Being a Boy Scout was never cool, but I look back on my Scouting days with gratitude. It was good to go camping with friends and learn to paddle a canoe. In fact, I learned a lot of little skills that could someday come in handy, like first aid, basket weaving, and wood carving.
As a grown up, I’ve had issues with some of the Scouting lessons, like uncritical obedience, and I’ve been disappointed when Scouting’s leadership has been intolerant of minorities. But I’ve always valued the core lessons of integrity, decency, and caring for others.

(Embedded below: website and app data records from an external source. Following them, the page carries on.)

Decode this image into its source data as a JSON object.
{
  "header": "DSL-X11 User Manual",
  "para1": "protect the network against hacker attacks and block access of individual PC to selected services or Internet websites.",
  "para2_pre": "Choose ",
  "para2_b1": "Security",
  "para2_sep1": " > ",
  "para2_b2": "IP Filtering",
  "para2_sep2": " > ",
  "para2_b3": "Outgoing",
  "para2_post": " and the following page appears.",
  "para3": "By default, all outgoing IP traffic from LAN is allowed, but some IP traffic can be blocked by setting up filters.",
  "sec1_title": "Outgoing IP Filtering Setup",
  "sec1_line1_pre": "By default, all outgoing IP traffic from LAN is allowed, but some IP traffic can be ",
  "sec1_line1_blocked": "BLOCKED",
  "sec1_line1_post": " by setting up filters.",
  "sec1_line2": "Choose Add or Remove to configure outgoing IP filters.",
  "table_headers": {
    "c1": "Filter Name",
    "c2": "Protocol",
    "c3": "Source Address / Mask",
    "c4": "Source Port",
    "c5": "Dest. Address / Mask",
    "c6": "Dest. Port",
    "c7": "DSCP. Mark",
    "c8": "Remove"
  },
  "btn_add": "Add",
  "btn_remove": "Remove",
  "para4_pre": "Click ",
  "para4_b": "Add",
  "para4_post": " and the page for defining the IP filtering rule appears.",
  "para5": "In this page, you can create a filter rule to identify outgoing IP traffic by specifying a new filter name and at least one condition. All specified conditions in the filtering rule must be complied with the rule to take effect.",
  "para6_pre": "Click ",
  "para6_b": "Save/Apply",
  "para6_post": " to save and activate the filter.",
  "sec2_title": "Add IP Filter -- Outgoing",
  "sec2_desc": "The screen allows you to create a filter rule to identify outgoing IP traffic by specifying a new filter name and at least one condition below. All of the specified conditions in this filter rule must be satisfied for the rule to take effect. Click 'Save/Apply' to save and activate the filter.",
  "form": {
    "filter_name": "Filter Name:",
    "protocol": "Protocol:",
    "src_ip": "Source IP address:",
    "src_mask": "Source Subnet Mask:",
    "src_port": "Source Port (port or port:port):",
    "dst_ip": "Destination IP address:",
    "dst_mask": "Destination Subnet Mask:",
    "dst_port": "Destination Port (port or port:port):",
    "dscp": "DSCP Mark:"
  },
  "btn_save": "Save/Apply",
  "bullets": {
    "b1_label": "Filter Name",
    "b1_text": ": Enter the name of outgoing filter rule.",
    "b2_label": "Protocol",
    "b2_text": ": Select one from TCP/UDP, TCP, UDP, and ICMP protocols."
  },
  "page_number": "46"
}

And so I was dismayed when Trump addressed the Boy Scouts at the annual national jamboree. The surprise was not the content, since his once shocking dishonesty, ignorance, and vulgarity are now depressingly familiar. Rather, it’s hard to see how any responsible adult would think it appropriate to put Trump in front of Scouts. Trump is the anti-Scout, with a lifetime record of the exact opposite of Scouting ideals — not trustworthy, not loyal, not helpful, not kind, etc.

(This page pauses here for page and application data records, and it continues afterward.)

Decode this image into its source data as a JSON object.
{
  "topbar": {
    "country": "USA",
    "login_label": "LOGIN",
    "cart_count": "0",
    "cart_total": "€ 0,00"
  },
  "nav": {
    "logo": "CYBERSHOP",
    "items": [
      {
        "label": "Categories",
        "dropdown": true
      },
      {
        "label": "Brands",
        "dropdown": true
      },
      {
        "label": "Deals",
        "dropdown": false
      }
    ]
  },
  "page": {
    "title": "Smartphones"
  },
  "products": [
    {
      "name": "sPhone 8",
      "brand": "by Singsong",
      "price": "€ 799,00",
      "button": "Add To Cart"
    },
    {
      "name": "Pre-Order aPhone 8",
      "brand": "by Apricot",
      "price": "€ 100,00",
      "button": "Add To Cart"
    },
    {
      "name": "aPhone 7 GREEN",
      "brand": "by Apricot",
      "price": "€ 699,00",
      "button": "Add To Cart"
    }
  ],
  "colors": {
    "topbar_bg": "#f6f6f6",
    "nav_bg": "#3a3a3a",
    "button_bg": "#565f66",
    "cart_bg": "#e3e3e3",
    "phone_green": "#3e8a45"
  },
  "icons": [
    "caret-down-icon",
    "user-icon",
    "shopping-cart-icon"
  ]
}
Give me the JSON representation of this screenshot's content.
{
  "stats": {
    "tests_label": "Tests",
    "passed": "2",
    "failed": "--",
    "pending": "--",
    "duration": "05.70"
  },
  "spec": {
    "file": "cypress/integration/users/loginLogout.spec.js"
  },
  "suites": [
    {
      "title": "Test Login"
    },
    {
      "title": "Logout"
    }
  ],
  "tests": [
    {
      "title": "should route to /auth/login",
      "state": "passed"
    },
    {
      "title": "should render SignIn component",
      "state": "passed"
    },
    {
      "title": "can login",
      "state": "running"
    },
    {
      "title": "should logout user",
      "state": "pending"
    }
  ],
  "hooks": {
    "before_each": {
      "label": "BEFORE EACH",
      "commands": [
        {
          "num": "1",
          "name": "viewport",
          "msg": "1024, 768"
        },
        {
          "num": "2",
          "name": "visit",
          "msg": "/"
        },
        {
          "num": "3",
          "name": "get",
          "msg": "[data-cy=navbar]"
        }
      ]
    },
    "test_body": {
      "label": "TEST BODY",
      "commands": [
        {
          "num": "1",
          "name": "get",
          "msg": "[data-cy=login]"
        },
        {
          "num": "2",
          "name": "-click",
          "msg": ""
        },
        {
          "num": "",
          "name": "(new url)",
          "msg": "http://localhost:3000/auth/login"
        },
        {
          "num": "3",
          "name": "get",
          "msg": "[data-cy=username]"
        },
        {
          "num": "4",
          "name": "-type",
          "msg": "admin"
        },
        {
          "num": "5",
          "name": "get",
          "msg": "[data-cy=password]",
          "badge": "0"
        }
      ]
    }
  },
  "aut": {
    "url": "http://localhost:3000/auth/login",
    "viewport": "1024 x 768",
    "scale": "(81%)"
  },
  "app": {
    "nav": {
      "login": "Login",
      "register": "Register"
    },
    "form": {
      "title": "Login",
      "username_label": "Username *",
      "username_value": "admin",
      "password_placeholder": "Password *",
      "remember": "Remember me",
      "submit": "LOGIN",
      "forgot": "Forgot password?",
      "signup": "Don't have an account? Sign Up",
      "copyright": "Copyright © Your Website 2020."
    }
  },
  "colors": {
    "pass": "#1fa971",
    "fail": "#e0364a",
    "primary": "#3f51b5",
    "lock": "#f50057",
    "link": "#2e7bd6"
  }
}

It looked like Trump had a good time giving the campaign-type speech. Perhaps his handlers and the Scouts viewed the performance as less likely to do harm than letting him sit around tweeting out attacks on the press and unexpected major policy changes. Maybe in the aftermath some Scouts and others will examine more deeply Scouting values, and their relation to political life.
Bravery of the heroic sort is not something one sees often in ordinary life, but it does exist. I was reminded of this when we saw Dunkirk this weekend. The movie was stunning. It managed to communicate some of the terror of warfare, like the possibility of dying at any moment from bombing and artillery, and the reality of death. But there were inspiring moments, like the bravery of the small boat crews and the fighter pilots. When the last fighter plane ran out of gas, I got a little misty.